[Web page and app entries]
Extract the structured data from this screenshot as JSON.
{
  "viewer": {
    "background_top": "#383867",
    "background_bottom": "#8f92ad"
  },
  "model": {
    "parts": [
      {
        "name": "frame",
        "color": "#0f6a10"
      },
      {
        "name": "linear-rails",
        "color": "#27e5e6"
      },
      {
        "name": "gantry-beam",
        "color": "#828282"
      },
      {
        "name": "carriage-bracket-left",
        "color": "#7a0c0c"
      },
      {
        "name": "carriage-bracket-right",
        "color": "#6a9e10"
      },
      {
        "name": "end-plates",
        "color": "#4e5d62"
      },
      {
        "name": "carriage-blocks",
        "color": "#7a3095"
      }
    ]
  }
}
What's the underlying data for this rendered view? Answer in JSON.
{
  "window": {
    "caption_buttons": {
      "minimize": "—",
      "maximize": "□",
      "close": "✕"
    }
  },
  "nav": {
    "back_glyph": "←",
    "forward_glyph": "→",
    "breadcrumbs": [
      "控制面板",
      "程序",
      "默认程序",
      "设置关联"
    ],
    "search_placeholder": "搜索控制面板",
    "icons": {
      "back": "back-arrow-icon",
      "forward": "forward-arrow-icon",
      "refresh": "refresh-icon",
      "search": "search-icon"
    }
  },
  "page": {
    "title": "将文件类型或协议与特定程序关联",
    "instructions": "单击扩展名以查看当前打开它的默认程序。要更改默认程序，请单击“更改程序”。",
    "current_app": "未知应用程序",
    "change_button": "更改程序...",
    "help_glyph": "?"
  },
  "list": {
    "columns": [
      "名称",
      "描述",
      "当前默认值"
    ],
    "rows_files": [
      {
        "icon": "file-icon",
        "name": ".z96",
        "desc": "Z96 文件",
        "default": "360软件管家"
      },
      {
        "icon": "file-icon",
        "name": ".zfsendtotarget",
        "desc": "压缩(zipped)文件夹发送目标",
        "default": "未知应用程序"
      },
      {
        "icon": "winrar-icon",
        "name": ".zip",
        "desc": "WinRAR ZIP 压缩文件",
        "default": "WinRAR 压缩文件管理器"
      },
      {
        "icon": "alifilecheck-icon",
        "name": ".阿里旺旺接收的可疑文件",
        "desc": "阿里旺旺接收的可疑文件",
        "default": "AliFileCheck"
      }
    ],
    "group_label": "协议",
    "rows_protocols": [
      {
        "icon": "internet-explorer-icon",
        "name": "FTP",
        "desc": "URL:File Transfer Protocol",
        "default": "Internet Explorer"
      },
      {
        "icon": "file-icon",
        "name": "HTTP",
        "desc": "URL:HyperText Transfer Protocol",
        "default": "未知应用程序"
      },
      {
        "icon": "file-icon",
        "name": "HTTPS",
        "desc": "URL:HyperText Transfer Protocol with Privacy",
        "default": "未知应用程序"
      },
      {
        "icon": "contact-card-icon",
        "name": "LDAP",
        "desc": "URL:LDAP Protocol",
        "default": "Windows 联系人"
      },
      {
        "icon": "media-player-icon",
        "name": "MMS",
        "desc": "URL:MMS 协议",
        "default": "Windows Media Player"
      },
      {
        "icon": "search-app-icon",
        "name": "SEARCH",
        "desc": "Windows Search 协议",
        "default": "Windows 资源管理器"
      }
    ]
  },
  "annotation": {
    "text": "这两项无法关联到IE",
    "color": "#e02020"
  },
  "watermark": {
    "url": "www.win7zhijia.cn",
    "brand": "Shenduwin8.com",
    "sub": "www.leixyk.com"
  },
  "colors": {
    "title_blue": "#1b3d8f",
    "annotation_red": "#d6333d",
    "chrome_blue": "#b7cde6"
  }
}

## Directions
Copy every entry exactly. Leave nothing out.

## Output
Extract the structured data from this screenshot as JSON.
{
  "viewer": {
    "background_top": "#383867",
    "background_bottom": "#8f92ad"
  },
  "model": {
    "parts": [
      {
        "name": "frame",
        "color": "#0f6a10"
      },
      {
        "name": "linear-rails",
        "color": "#27e5e6"
      },
      {
        "name": "gantry-beam",
        "color": "#828282"
      },
      {
        "name": "carriage-bracket-left",
        "color": "#7a0c0c"
      },
      {
        "name": "carriage-bracket-right",
        "color": "#6a9e10"
      },
      {
        "name": "end-plates",
        "color": "#4e5d62"
      },
      {
        "name": "carriage-blocks",
        "color": "#7a3095"
      }
    ]
  }
}
What's the underlying data for this rendered view? Answer in JSON.
{
  "window": {
    "caption_buttons": {
      "minimize": "—",
      "maximize": "□",
      "close": "✕"
    }
  },
  "nav": {
    "back_glyph": "←",
    "forward_glyph": "→",
    "breadcrumbs": [
      "控制面板",
      "程序",
      "默认程序",
      "设置关联"
    ],
    "search_placeholder": "搜索控制面板",
    "icons": {
      "back": "back-arrow-icon",
      "forward": "forward-arrow-icon",
      "refresh": "refresh-icon",
      "search": "search-icon"
    }
  },
  "page": {
    "title": "将文件类型或协议与特定程序关联",
    "instructions": "单击扩展名以查看当前打开它的默认程序。要更改默认程序，请单击“更改程序”。",
    "current_app": "未知应用程序",
    "change_button": "更改程序...",
    "help_glyph": "?"
  },
  "list": {
    "columns": [
      "名称",
      "描述",
      "当前默认值"
    ],
    "rows_files": [
      {
        "icon": "file-icon",
        "name": ".z96",
        "desc": "Z96 文件",
        "default": "360软件管家"
      },
      {
        "icon": "file-icon",
        "name": ".zfsendtotarget",
        "desc": "压缩(zipped)文件夹发送目标",
        "default": "未知应用程序"
      },
      {
        "icon": "winrar-icon",
        "name": ".zip",
        "desc": "WinRAR ZIP 压缩文件",
        "default": "WinRAR 压缩文件管理器"
      },
      {
        "icon": "alifilecheck-icon",
        "name": ".阿里旺旺接收的可疑文件",
        "desc": "阿里旺旺接收的可疑文件",
        "default": "AliFileCheck"
      }
    ],
    "group_label": "协议",
    "rows_protocols": [
      {
        "icon": "internet-explorer-icon",
        "name": "FTP",
        "desc": "URL:File Transfer Protocol",
        "default": "Internet Explorer"
      },
      {
        "icon": "file-icon",
        "name": "HTTP",
        "desc": "URL:HyperText Transfer Protocol",
        "default": "未知应用程序"
      },
      {
        "icon": "file-icon",
        "name": "HTTPS",
        "desc": "URL:HyperText Transfer Protocol with Privacy",
        "default": "未知应用程序"
      },
      {
        "icon": "contact-card-icon",
        "name": "LDAP",
        "desc": "URL:LDAP Protocol",
        "default": "Windows 联系人"
      },
      {
        "icon": "media-player-icon",
        "name": "MMS",
        "desc": "URL:MMS 协议",
        "default": "Windows Media Player"
      },
      {
        "icon": "search-app-icon",
        "name": "SEARCH",
        "desc": "Windows Search 协议",
        "default": "Windows 资源管理器"
      }
    ]
  },
  "annotation": {
    "text": "这两项无法关联到IE",
    "color": "#e02020"
  },
  "watermark": {
    "url": "www.win7zhijia.cn",
    "brand": "Shenduwin8.com",
    "sub": "www.leixyk.com"
  },
  "colors": {
    "title_blue": "#1b3d8f",
    "annotation_red": "#d6333d",
    "chrome_blue": "#b7cde6"
  }
}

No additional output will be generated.